■ To do: All of the lines below need to be copied exactly, apart from the pictures.

■ Record set:
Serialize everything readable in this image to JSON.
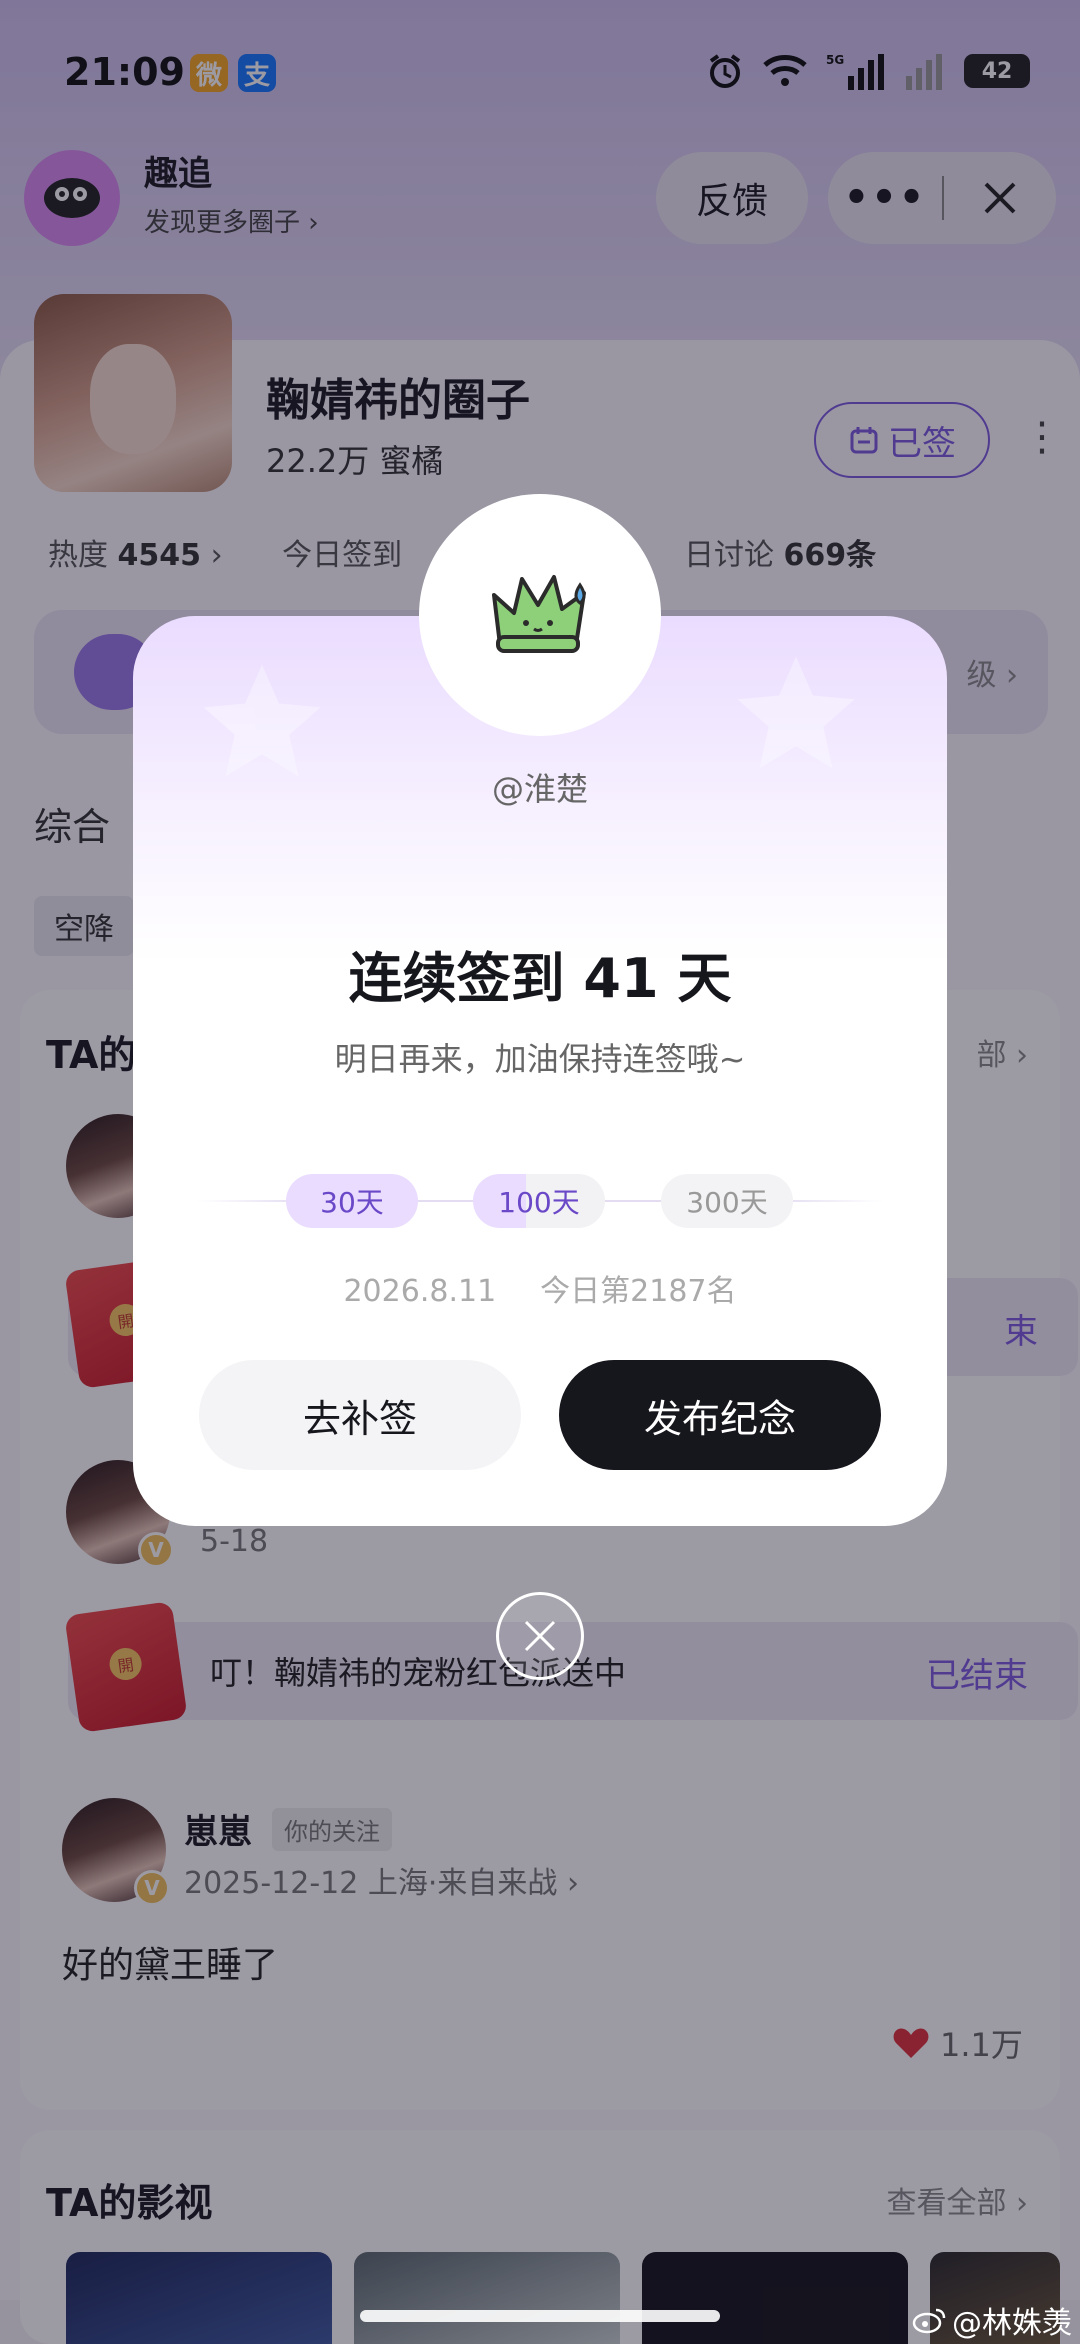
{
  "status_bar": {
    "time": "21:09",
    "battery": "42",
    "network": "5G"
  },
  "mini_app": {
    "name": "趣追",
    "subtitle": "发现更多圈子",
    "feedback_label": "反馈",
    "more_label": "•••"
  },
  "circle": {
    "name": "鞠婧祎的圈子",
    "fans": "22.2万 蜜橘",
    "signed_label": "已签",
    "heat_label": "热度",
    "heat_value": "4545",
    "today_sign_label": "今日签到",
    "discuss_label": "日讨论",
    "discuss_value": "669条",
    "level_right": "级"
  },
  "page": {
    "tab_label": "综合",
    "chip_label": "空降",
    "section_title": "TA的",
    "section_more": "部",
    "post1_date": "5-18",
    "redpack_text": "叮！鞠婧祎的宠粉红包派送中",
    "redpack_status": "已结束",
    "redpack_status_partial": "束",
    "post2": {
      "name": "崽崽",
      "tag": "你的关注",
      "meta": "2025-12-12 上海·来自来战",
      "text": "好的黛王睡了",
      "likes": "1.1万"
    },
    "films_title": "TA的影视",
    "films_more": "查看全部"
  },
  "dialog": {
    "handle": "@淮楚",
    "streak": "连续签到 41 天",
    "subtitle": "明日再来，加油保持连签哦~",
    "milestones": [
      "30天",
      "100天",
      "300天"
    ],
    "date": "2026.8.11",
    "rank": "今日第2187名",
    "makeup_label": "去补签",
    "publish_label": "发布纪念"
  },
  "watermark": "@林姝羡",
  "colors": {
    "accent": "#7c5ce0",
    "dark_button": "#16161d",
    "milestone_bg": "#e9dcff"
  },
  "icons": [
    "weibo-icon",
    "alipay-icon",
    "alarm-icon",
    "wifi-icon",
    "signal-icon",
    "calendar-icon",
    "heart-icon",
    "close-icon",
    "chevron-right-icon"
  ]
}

■ Response box:
Serialize everything readable in this image to JSON.
{
  "status_bar": {
    "time": "21:09",
    "battery": "42",
    "network": "5G"
  },
  "mini_app": {
    "name": "趣追",
    "subtitle": "发现更多圈子",
    "feedback_label": "反馈",
    "more_label": "•••"
  },
  "circle": {
    "name": "鞠婧祎的圈子",
    "fans": "22.2万 蜜橘",
    "signed_label": "已签",
    "heat_label": "热度",
    "heat_value": "4545",
    "today_sign_label": "今日签到",
    "discuss_label": "日讨论",
    "discuss_value": "669条",
    "level_right": "级"
  },
  "page": {
    "tab_label": "综合",
    "chip_label": "空降",
    "section_title": "TA的",
    "section_more": "部",
    "post1_date": "5-18",
    "redpack_text": "叮！鞠婧祎的宠粉红包派送中",
    "redpack_status": "已结束",
    "redpack_status_partial": "束",
    "post2": {
      "name": "崽崽",
      "tag": "你的关注",
      "meta": "2025-12-12 上海·来自来战",
      "text": "好的黛王睡了",
      "likes": "1.1万"
    },
    "films_title": "TA的影视",
    "films_more": "查看全部"
  },
  "dialog": {
    "handle": "@淮楚",
    "streak": "连续签到 41 天",
    "subtitle": "明日再来，加油保持连签哦~",
    "milestones": [
      "30天",
      "100天",
      "300天"
    ],
    "date": "2026.8.11",
    "rank": "今日第2187名",
    "makeup_label": "去补签",
    "publish_label": "发布纪念"
  },
  "watermark": "@林姝羡",
  "colors": {
    "accent": "#7c5ce0",
    "dark_button": "#16161d",
    "milestone_bg": "#e9dcff"
  },
  "icons": [
    "weibo-icon",
    "alipay-icon",
    "alarm-icon",
    "wifi-icon",
    "signal-icon",
    "calendar-icon",
    "heart-icon",
    "close-icon",
    "chevron-right-icon"
  ]
}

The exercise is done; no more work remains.